*** Information given ***
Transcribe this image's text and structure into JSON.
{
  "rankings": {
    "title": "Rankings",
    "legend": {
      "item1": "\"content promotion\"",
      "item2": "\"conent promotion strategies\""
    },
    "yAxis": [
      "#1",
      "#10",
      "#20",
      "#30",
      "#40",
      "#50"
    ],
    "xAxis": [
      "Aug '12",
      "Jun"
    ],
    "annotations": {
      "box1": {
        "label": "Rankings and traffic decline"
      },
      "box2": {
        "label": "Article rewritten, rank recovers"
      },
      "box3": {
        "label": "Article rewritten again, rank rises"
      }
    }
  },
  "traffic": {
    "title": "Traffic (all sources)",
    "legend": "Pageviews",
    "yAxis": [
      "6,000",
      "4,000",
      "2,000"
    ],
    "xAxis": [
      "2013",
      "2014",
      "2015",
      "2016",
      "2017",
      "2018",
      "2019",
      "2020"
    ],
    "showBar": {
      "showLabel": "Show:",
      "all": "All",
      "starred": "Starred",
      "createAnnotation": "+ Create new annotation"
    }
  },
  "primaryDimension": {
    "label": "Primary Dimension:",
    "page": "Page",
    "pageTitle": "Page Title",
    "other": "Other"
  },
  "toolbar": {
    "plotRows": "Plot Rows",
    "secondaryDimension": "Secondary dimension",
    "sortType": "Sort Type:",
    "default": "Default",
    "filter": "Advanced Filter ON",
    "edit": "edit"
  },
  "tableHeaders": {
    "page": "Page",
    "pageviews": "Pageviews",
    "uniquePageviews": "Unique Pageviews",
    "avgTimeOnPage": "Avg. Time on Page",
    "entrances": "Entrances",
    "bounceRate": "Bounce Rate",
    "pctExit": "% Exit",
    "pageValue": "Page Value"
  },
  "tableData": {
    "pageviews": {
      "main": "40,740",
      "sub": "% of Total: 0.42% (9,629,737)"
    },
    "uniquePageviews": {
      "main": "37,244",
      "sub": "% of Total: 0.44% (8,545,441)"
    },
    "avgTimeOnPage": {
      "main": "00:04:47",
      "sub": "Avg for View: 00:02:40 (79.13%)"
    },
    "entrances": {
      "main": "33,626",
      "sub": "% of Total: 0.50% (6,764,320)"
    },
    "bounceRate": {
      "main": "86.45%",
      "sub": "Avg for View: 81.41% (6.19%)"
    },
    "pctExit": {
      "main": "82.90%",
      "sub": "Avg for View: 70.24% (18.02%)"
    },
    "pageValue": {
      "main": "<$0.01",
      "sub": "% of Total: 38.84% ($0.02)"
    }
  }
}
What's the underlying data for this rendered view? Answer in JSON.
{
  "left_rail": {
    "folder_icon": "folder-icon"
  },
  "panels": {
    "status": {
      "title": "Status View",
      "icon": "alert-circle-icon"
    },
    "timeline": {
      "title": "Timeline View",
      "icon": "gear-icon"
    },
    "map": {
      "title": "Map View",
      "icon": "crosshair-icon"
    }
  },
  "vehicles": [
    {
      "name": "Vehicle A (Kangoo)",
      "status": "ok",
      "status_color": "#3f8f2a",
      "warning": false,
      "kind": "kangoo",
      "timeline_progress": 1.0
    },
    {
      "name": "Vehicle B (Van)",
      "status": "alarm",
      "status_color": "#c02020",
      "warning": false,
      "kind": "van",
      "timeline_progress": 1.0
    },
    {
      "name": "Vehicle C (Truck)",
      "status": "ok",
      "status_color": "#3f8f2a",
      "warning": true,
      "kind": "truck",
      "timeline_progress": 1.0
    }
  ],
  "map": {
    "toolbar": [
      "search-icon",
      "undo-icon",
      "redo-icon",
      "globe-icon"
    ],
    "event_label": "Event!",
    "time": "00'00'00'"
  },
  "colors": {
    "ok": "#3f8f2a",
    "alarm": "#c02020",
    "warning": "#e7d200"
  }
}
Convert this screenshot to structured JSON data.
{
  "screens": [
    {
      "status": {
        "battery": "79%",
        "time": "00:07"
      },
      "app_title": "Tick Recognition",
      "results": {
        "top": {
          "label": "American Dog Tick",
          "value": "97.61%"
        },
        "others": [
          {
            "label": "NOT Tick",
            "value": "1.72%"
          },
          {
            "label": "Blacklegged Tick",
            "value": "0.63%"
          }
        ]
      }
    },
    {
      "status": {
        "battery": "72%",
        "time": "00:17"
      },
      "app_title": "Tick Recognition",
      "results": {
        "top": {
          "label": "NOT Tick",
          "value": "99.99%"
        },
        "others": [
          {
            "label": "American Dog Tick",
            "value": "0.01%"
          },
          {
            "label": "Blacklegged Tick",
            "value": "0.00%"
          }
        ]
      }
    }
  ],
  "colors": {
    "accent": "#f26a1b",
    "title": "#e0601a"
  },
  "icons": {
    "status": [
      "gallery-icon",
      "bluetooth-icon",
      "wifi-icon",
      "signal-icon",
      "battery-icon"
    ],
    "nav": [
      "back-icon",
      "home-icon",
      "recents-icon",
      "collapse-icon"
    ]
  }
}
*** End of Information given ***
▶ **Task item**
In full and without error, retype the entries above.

▶ **Solution to the exercise**
Transcribe this image's text and structure into JSON.
{
  "rankings": {
    "title": "Rankings",
    "legend": {
      "item1": "\"content promotion\"",
      "item2": "\"conent promotion strategies\""
    },
    "yAxis": [
      "#1",
      "#10",
      "#20",
      "#30",
      "#40",
      "#50"
    ],
    "xAxis": [
      "Aug '12",
      "Jun"
    ],
    "annotations": {
      "box1": {
        "label": "Rankings and traffic decline"
      },
      "box2": {
        "label": "Article rewritten, rank recovers"
      },
      "box3": {
        "label": "Article rewritten again, rank rises"
      }
    }
  },
  "traffic": {
    "title": "Traffic (all sources)",
    "legend": "Pageviews",
    "yAxis": [
      "6,000",
      "4,000",
      "2,000"
    ],
    "xAxis": [
      "2013",
      "2014",
      "2015",
      "2016",
      "2017",
      "2018",
      "2019",
      "2020"
    ],
    "showBar": {
      "showLabel": "Show:",
      "all": "All",
      "starred": "Starred",
      "createAnnotation": "+ Create new annotation"
    }
  },
  "primaryDimension": {
    "label": "Primary Dimension:",
    "page": "Page",
    "pageTitle": "Page Title",
    "other": "Other"
  },
  "toolbar": {
    "plotRows": "Plot Rows",
    "secondaryDimension": "Secondary dimension",
    "sortType": "Sort Type:",
    "default": "Default",
    "filter": "Advanced Filter ON",
    "edit": "edit"
  },
  "tableHeaders": {
    "page": "Page",
    "pageviews": "Pageviews",
    "uniquePageviews": "Unique Pageviews",
    "avgTimeOnPage": "Avg. Time on Page",
    "entrances": "Entrances",
    "bounceRate": "Bounce Rate",
    "pctExit": "% Exit",
    "pageValue": "Page Value"
  },
  "tableData": {
    "pageviews": {
      "main": "40,740",
      "sub": "% of Total: 0.42% (9,629,737)"
    },
    "uniquePageviews": {
      "main": "37,244",
      "sub": "% of Total: 0.44% (8,545,441)"
    },
    "avgTimeOnPage": {
      "main": "00:04:47",
      "sub": "Avg for View: 00:02:40 (79.13%)"
    },
    "entrances": {
      "main": "33,626",
      "sub": "% of Total: 0.50% (6,764,320)"
    },
    "bounceRate": {
      "main": "86.45%",
      "sub": "Avg for View: 81.41% (6.19%)"
    },
    "pctExit": {
      "main": "82.90%",
      "sub": "Avg for View: 70.24% (18.02%)"
    },
    "pageValue": {
      "main": "<$0.01",
      "sub": "% of Total: 38.84% ($0.02)"
    }
  }
}
What's the underlying data for this rendered view? Answer in JSON.
{
  "left_rail": {
    "folder_icon": "folder-icon"
  },
  "panels": {
    "status": {
      "title": "Status View",
      "icon": "alert-circle-icon"
    },
    "timeline": {
      "title": "Timeline View",
      "icon": "gear-icon"
    },
    "map": {
      "title": "Map View",
      "icon": "crosshair-icon"
    }
  },
  "vehicles": [
    {
      "name": "Vehicle A (Kangoo)",
      "status": "ok",
      "status_color": "#3f8f2a",
      "warning": false,
      "kind": "kangoo",
      "timeline_progress": 1.0
    },
    {
      "name": "Vehicle B (Van)",
      "status": "alarm",
      "status_color": "#c02020",
      "warning": false,
      "kind": "van",
      "timeline_progress": 1.0
    },
    {
      "name": "Vehicle C (Truck)",
      "status": "ok",
      "status_color": "#3f8f2a",
      "warning": true,
      "kind": "truck",
      "timeline_progress": 1.0
    }
  ],
  "map": {
    "toolbar": [
      "search-icon",
      "undo-icon",
      "redo-icon",
      "globe-icon"
    ],
    "event_label": "Event!",
    "time": "00'00'00'"
  },
  "colors": {
    "ok": "#3f8f2a",
    "alarm": "#c02020",
    "warning": "#e7d200"
  }
}
Convert this screenshot to structured JSON data.
{
  "screens": [
    {
      "status": {
        "battery": "79%",
        "time": "00:07"
      },
      "app_title": "Tick Recognition",
      "results": {
        "top": {
          "label": "American Dog Tick",
          "value": "97.61%"
        },
        "others": [
          {
            "label": "NOT Tick",
            "value": "1.72%"
          },
          {
            "label": "Blacklegged Tick",
            "value": "0.63%"
          }
        ]
      }
    },
    {
      "status": {
        "battery": "72%",
        "time": "00:17"
      },
      "app_title": "Tick Recognition",
      "results": {
        "top": {
          "label": "NOT Tick",
          "value": "99.99%"
        },
        "others": [
          {
            "label": "American Dog Tick",
            "value": "0.01%"
          },
          {
            "label": "Blacklegged Tick",
            "value": "0.00%"
          }
        ]
      }
    }
  ],
  "colors": {
    "accent": "#f26a1b",
    "title": "#e0601a"
  },
  "icons": {
    "status": [
      "gallery-icon",
      "bluetooth-icon",
      "wifi-icon",
      "signal-icon",
      "battery-icon"
    ],
    "nav": [
      "back-icon",
      "home-icon",
      "recents-icon",
      "collapse-icon"
    ]
  }
}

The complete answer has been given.